Parenting for Dummies (feat. burying beetles)

Festive greetings readership,

On a gloomy, mist-filled night, the life of a mouse is gently extinguished by disease. Its blood stills, its body cools, and a slight wind carries its almost imperceptible scent through the air. A faint buzzing approaches from the darkness, growing louder and louder; a flash of jet-black and red in the moonlight. Another. Then… silence. Two beetles scamper onto the carcass after their nightly flights. They are burying beetles, a male and a female, and have much to do over the next 2-3 weeks.

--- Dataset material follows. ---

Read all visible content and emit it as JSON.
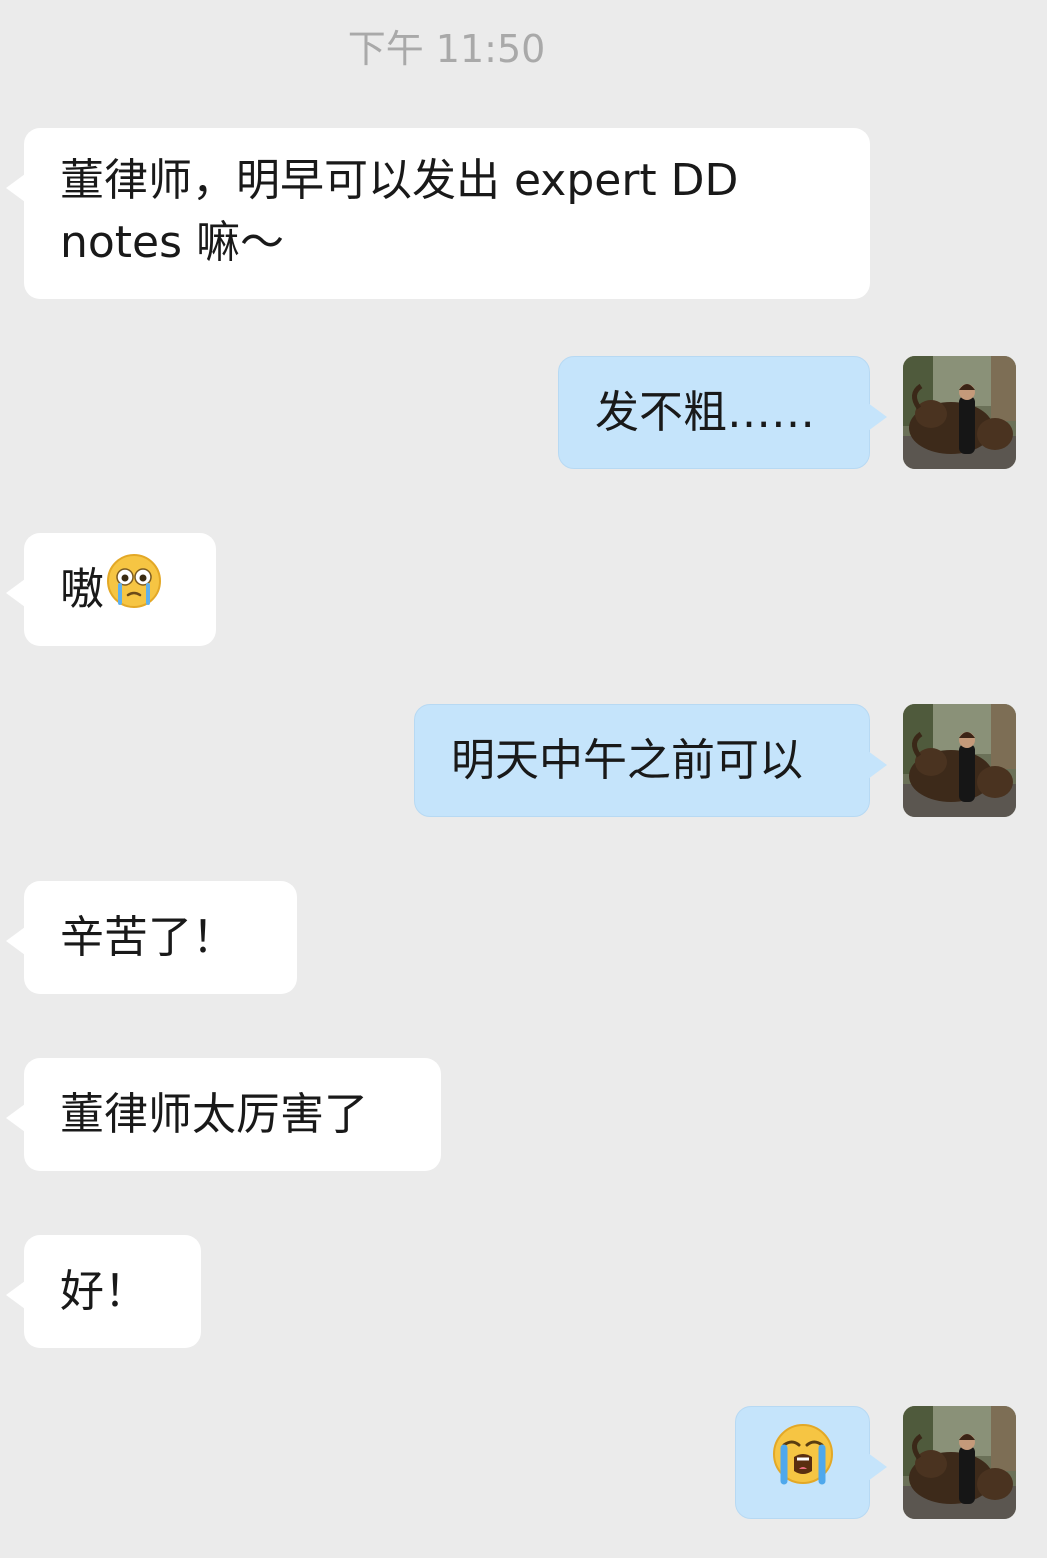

Continue reading

Night takes Queen: where do all the wasps go in winter?

Season’s greetings readership,

As I type, millions of Vespula vulgaris (‘common wasp’) queens are in a deep slumber within dead logs, sheds, attic spaces, burrows, and innumerable other areas out of the British elements. Because all other members of a wasp colony die over winter, the survival of the queen is vital to regenerate populations in the spring and summer. But this process is far from simple, incorporating physiological and behavioural adaptations that must be timed accurately to prevent freezing, parasitism, predation,and starvation. The journey of a queen wasp is quite an incredible one involving death, opposition, sex, family, altruism, resurrection, and prejudice, and I would like to personally recommend it as a superior alternative to the biblical prose to which we are flooded at this time of year. Continue reading